Careem spokesperson Maha Abouelenein commented on this by saying that her company does not comment on rumours. “Our focus remains to build the leading internet platform for the region, from the region. That means expanding to new markets and doubling down on our existing markets by adding new products and services to the platform. We are only getting started,” Abouelenein added.
Meanwhile, a government official said that Uber and Careem will not be allowed to merge their services in the local market, in order to protect the competition in this activity.
He said that the government will study the decision once it is officially addressed regarding the merging, pointing out that it is necessary to qualify the local market, in order to allow new companies to enter. Any control on this activity will limit the competition, according to the official.
“The law to protect competition and prevent monopolistic practices will handle studying any merging operations of companies in such cases. The only two companies working in the activity will not be allowed to merge,” he added.
He also explained that Egypt is new to this activity and has laid out the necessary licensing rules for the work in this activity last month.
Bloomberg also reported that Uber Technologies is discussing with Careem the potential of merging both companies in MENA and Egypt.
The report added that the two companies have discussed several possible frameworks of the agreement, according to which a current Careem head would manage the merged activity, while one of the companies or both of them would remain.

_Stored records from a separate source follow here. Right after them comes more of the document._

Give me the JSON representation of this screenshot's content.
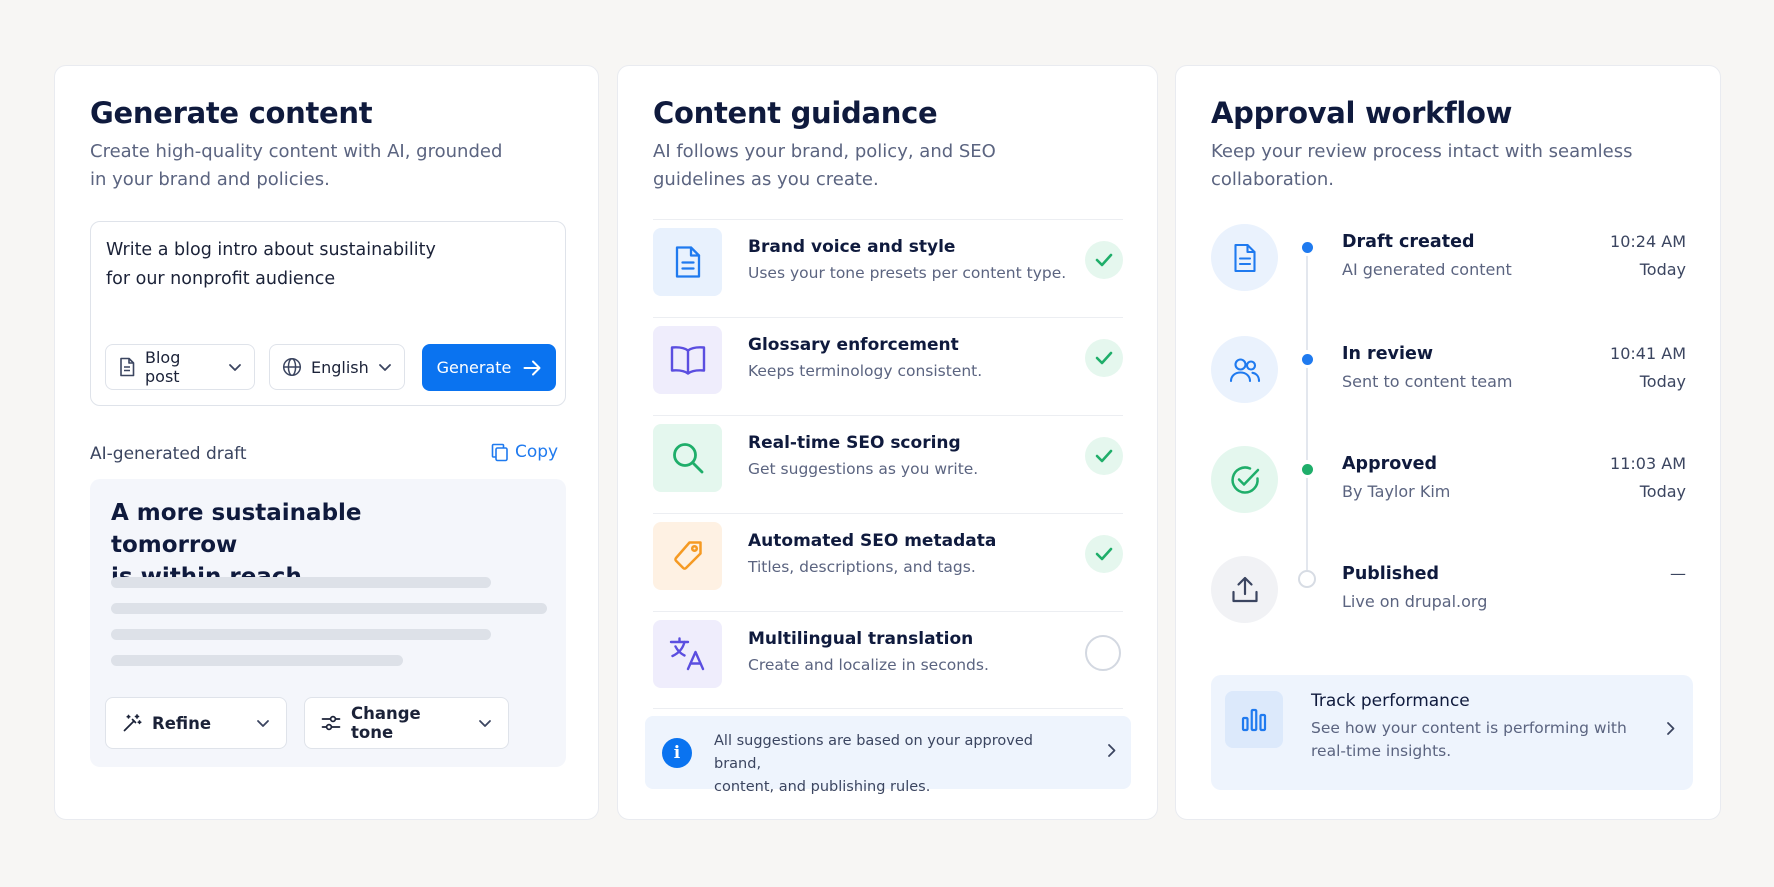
{
  "generate": {
    "title": "Generate content",
    "subtitle": "Create high-quality content with AI, grounded in your brand and policies.",
    "prompt_line1": "Write a blog intro about sustainability",
    "prompt_line2": "for our nonprofit audience",
    "content_type": "Blog post",
    "language": "English",
    "generate_label": "Generate",
    "draft_label": "AI-generated draft",
    "copy_label": "Copy",
    "draft_line1": "A more sustainable tomorrow",
    "draft_line2": "is within reach.",
    "refine_label": "Refine",
    "change_tone_label": "Change tone"
  },
  "guidance": {
    "title": "Content guidance",
    "subtitle": "AI follows your brand, policy, and SEO guidelines as you create.",
    "items": [
      {
        "title": "Brand voice and style",
        "desc": "Uses your tone presets per content type.",
        "icon": "document-icon",
        "checked": true
      },
      {
        "title": "Glossary enforcement",
        "desc": "Keeps terminology consistent.",
        "icon": "book-icon",
        "checked": true
      },
      {
        "title": "Real-time SEO scoring",
        "desc": "Get suggestions as you write.",
        "icon": "search-icon",
        "checked": true
      },
      {
        "title": "Automated SEO metadata",
        "desc": "Titles, descriptions, and tags.",
        "icon": "tag-icon",
        "checked": true
      },
      {
        "title": "Multilingual translation",
        "desc": "Create and localize in seconds.",
        "icon": "translate-icon",
        "checked": false
      }
    ],
    "info_line1": "All suggestions are based on your approved brand,",
    "info_line2": "content, and publishing rules."
  },
  "workflow": {
    "title": "Approval workflow",
    "subtitle": "Keep your review process intact with seamless collaboration.",
    "steps": [
      {
        "title": "Draft created",
        "sub": "AI generated content",
        "time": "10:24 AM",
        "day": "Today",
        "icon": "document-icon",
        "status": "done"
      },
      {
        "title": "In review",
        "sub": "Sent to content team",
        "time": "10:41 AM",
        "day": "Today",
        "icon": "users-icon",
        "status": "done"
      },
      {
        "title": "Approved",
        "sub": "By Taylor Kim",
        "time": "11:03 AM",
        "day": "Today",
        "icon": "check-circle-icon",
        "status": "approved"
      },
      {
        "title": "Published",
        "sub": "Live on drupal.org",
        "time": "—",
        "day": "",
        "icon": "upload-icon",
        "status": "pending"
      }
    ],
    "track_title": "Track performance",
    "track_desc": "See how your content is performing with real-time insights."
  },
  "colors": {
    "accent": "#0a73f0",
    "success": "#1fae6a",
    "orange": "#f59a23",
    "purple": "#5b4ee0",
    "background": "#f7f6f4"
  }
}
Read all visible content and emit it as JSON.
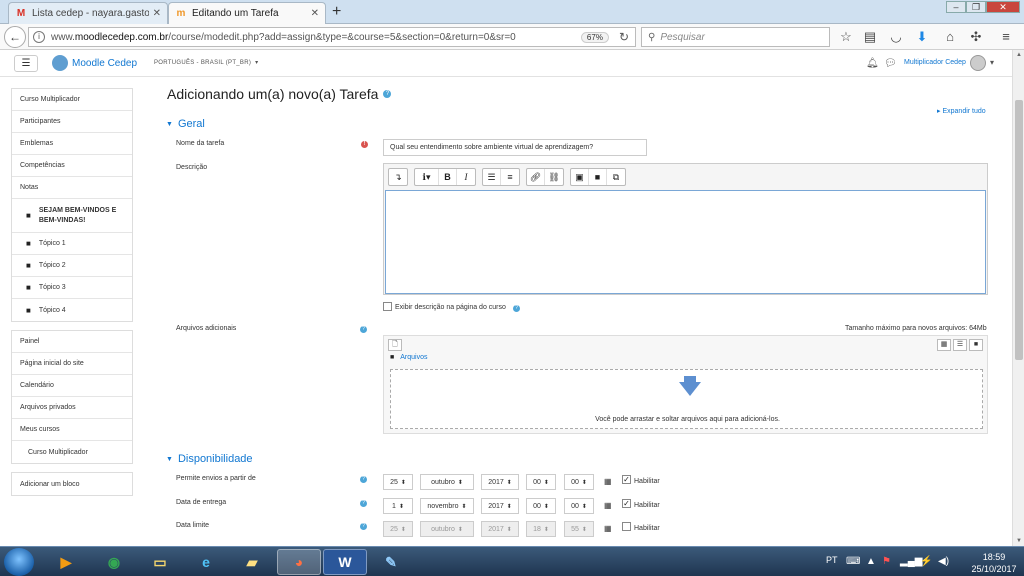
{
  "browser": {
    "tabs": [
      {
        "label": "Lista cedep - nayara.gaston@",
        "icon": "gmail-icon"
      },
      {
        "label": "Editando um Tarefa",
        "icon": "moodle-icon"
      }
    ],
    "url_prefix": "www.",
    "url_domain": "moodlecedep.com.br",
    "url_path": "/course/modedit.php?add=assign&type=&course=5&section=0&return=0&sr=0",
    "zoom": "67%",
    "search_placeholder": "Pesquisar"
  },
  "header": {
    "site_name": "Moodle Cedep",
    "language": "PORTUGUÊS - BRASIL (PT_BR) ‎",
    "language_caret": "▾",
    "user_name": "Multiplicador Cedep",
    "user_caret": "▾"
  },
  "sidebar": {
    "group1": [
      "Curso Multiplicador",
      "Participantes",
      "Emblemas",
      "Competências",
      "Notas"
    ],
    "topics": [
      "SEJAM BEM-VINDOS E BEM-VINDAS!",
      "Tópico 1",
      "Tópico 2",
      "Tópico 3",
      "Tópico 4"
    ],
    "group2": [
      "Painel",
      "Página inicial do site",
      "Calendário",
      "Arquivos privados",
      "Meus cursos",
      "Curso Multiplicador"
    ],
    "add_block": "Adicionar um bloco"
  },
  "main": {
    "page_title": "Adicionando um(a) novo(a) Tarefa",
    "expand_all": "Expandir tudo",
    "section_general": "Geral",
    "task_name_label": "Nome da tarefa",
    "task_name_value": "Qual seu entendimento sobre ambiente virtual de aprendizagem?",
    "description_label": "Descrição",
    "show_description_label": "Exibir descrição na página do curso",
    "additional_files_label": "Arquivos adicionais",
    "max_size": "Tamanho máximo para novos arquivos: 64Mb",
    "files_folder": "Arquivos",
    "drop_text": "Você pode arrastar e soltar arquivos aqui para adicioná-los.",
    "section_availability": "Disponibilidade",
    "enable_label": "Habilitar",
    "dates": [
      {
        "label": "Permite envios a partir de",
        "day": "25",
        "month": "outubro",
        "year": "2017",
        "hour": "00",
        "minute": "00",
        "enabled": true
      },
      {
        "label": "Data de entrega",
        "day": "1",
        "month": "novembro",
        "year": "2017",
        "hour": "00",
        "minute": "00",
        "enabled": true
      },
      {
        "label": "Data limite",
        "day": "25",
        "month": "outubro",
        "year": "2017",
        "hour": "18",
        "minute": "55",
        "enabled": false
      }
    ]
  },
  "taskbar": {
    "lang": "PT",
    "time": "18:59",
    "date": "25/10/2017"
  }
}
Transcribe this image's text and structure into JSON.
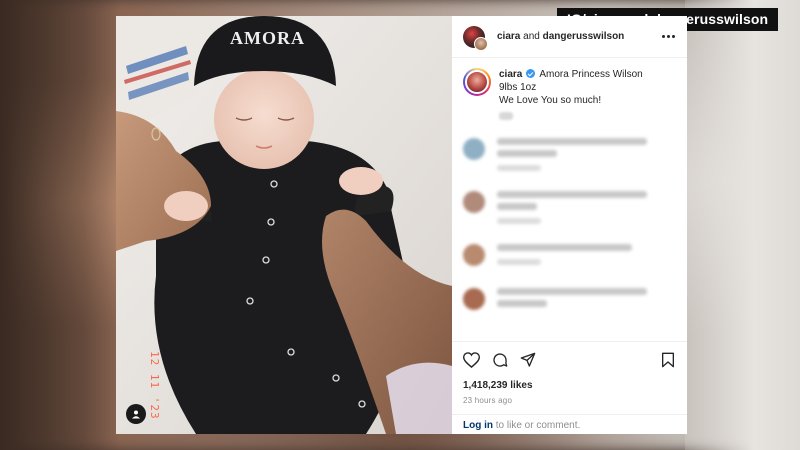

There is another suggestion which would allow Uber to own the application to present passenger transportation services in the Middle East.
The report said that during the discussions with Careem, Uber said that it wants to own over half of the merged company if not all of it.
Egypt has recently approved the law to regulate land transportation services using information technology, except for three articles delayed for further discussion.
The draft law is represented in 19 articles, in addition to four other issuance articles. The first article included the scope of the law in land transport in private vehicles, as well as mass transport, using information technology.
The second article obliges companies that allow or present land transport services, whether using private vehicles or mass transportation vehicles, to use information technology and settle their situation in accordance with the provisions of the law, during a period of no more than six months, since the date of the implementation.
These companies must pay a fee to settle its situation. The value of this fee is determined by the prime minister. It must be an amount that does not exceed the imposed annual fees, in accordance with the provisions of the law.
Additionally, the stipulated penal provisions come into effect only after the six-month period has passed.